Top 10 Resources on Vocabulary
- Linking the Language: A Cross-Disciplinary Vocabulary Approach
Introducing students to a rich variety of words that share the same root can help diverse learners make important connections among vocabulary words within the same family and transfer core ideas across content areas.
- Use Words to Teach Words
Students with strong comprehension skills know about word prefixes, suffixes, word roots, and multiple meanings of words. Families can help develop word knowledge through simple conversations focused on words.
- Building Your Child's Vocabulary
Talking to and reading with your child are two terrific ways to help them hear and read new words. Conversations and questions about interesting words are easy, non-threatening ways to get new words into everyday talk.
- A Multidimensional Approach to Vocabulary Instruction: Supporting English Language Learners in Inclusive Classrooms
Eight characteristics of a multidimensional approach are described. The first is the introduction of new words through engaging children's literature.
- Building Language and Scientific Literacy in Young Children
Young children are naturally curious. Early childhood educators and parents can build on children's questions, eagerness, and enthusiasm to help them learn the language and concepts of science and scientific inquiry.
- Choosing Words to Teach
Teaching vocabulary is complex.

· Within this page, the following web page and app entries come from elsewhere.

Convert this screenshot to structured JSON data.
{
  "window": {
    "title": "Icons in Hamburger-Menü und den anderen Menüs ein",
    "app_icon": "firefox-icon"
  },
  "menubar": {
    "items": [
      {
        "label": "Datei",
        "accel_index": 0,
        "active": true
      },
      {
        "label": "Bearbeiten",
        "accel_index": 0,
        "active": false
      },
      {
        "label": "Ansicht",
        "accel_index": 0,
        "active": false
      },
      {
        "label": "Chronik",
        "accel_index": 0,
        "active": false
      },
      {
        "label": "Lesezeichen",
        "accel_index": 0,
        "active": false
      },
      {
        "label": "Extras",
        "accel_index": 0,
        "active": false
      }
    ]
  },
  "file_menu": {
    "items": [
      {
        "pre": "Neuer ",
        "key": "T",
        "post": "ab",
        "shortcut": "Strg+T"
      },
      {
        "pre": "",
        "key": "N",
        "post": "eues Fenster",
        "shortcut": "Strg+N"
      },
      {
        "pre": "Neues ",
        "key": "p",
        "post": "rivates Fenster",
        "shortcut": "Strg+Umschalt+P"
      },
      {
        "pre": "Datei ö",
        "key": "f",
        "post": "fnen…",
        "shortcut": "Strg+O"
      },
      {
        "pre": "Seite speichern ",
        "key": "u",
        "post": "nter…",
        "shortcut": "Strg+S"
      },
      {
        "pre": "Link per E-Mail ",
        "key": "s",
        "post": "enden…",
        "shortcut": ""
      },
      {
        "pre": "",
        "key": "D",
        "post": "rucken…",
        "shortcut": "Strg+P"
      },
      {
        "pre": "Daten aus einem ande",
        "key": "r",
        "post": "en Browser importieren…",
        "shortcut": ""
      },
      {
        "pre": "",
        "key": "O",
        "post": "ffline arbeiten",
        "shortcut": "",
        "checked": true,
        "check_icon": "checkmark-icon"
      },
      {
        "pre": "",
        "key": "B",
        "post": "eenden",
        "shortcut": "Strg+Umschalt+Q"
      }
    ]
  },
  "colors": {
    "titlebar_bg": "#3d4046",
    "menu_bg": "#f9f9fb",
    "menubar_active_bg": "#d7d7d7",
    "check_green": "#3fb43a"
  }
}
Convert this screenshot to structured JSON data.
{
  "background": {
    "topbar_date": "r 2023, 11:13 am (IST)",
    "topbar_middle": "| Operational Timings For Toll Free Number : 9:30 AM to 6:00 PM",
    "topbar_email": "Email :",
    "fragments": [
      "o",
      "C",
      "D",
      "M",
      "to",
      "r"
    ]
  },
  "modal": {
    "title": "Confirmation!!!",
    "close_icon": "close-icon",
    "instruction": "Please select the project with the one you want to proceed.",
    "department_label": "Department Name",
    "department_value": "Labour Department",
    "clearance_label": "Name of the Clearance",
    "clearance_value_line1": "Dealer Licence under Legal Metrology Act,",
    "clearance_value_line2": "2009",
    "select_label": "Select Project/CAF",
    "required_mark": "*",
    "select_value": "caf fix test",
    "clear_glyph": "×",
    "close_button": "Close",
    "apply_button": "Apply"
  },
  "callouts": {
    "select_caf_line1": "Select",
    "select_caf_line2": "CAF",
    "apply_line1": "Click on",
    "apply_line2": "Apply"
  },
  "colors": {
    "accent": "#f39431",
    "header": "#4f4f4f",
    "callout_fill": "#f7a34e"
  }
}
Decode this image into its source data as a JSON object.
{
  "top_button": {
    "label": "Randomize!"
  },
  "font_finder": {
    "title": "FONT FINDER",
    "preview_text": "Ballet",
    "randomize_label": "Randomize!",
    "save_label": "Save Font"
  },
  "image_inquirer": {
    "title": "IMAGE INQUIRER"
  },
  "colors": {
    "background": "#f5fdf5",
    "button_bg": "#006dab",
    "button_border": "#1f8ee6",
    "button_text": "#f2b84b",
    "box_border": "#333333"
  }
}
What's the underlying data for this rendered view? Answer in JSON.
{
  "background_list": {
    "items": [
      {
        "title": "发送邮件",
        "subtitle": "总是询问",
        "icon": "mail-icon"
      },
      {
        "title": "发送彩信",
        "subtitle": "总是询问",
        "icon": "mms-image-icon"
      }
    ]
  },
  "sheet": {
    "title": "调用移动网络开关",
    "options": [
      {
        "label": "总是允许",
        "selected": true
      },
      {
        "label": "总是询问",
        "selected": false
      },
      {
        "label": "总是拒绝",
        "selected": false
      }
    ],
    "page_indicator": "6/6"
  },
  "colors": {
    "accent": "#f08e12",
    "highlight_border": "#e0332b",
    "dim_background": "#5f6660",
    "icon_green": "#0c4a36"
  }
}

What words are important for a child to know and in what context? In this excerpt from Bringing Words to Life: Robust Vocabulary Instruction, the authors consider what principles might be used for selecting which words to explicitly teach.
- Developing Academic Language: Got Words?
This article reviews the research and offers some practical suggestions for teachers about how to build academic vocabulary and weave its instruction into the curriculum.
This classroom strategy — a form of semantic mapping — encourages students to improve their vocabulary and categorization skills, and organize concepts.
- Word Maps
Using a graphic organizer, students think about terms or concepts in several ways, including a definition, synonyms, antonyms, and a picture.
- Semantic Feature Analysis
This strategy uses a grid to explore how a set of things are related to one another. It illustrates how words are both similar and different and emphasizes the uniqueness of each word. It also draws on students' prior knowledge and uses discussion to elicit information about word meanings.